(Data about app and page elements)
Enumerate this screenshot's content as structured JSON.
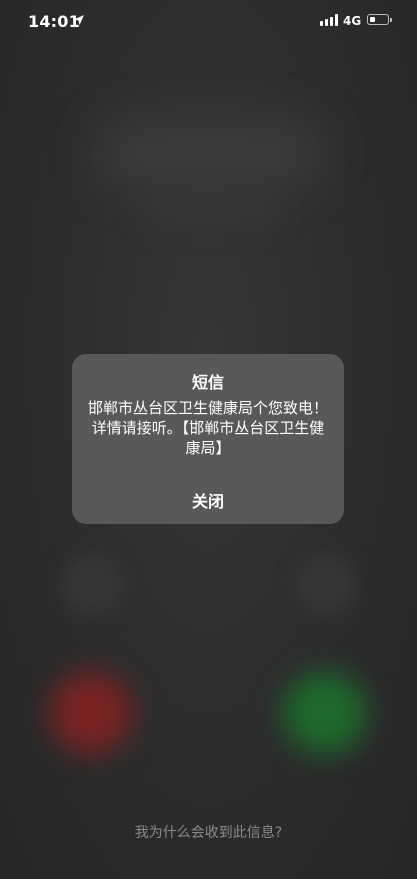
{
  "status_bar": {
    "time": "14:01",
    "network": "4G",
    "battery_level": 0.35,
    "icons": [
      "location-arrow-icon",
      "signal-bars-icon",
      "battery-icon"
    ]
  },
  "alert": {
    "title": "短信",
    "message": "邯郸市丛台区卫生健康局个您致电！详情请接听。【邯郸市丛台区卫生健康局】",
    "close_label": "关闭"
  },
  "call_controls": {
    "decline_color": "#7a2323",
    "accept_color": "#1d6a2c"
  },
  "footer": {
    "why_label": "我为什么会收到此信息?"
  }
}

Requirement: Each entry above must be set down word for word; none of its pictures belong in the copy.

Response box:
Enumerate this screenshot's content as structured JSON.
{
  "status_bar": {
    "time": "14:01",
    "network": "4G",
    "battery_level": 0.35,
    "icons": [
      "location-arrow-icon",
      "signal-bars-icon",
      "battery-icon"
    ]
  },
  "alert": {
    "title": "短信",
    "message": "邯郸市丛台区卫生健康局个您致电！详情请接听。【邯郸市丛台区卫生健康局】",
    "close_label": "关闭"
  },
  "call_controls": {
    "decline_color": "#7a2323",
    "accept_color": "#1d6a2c"
  },
  "footer": {
    "why_label": "我为什么会收到此信息?"
  }
}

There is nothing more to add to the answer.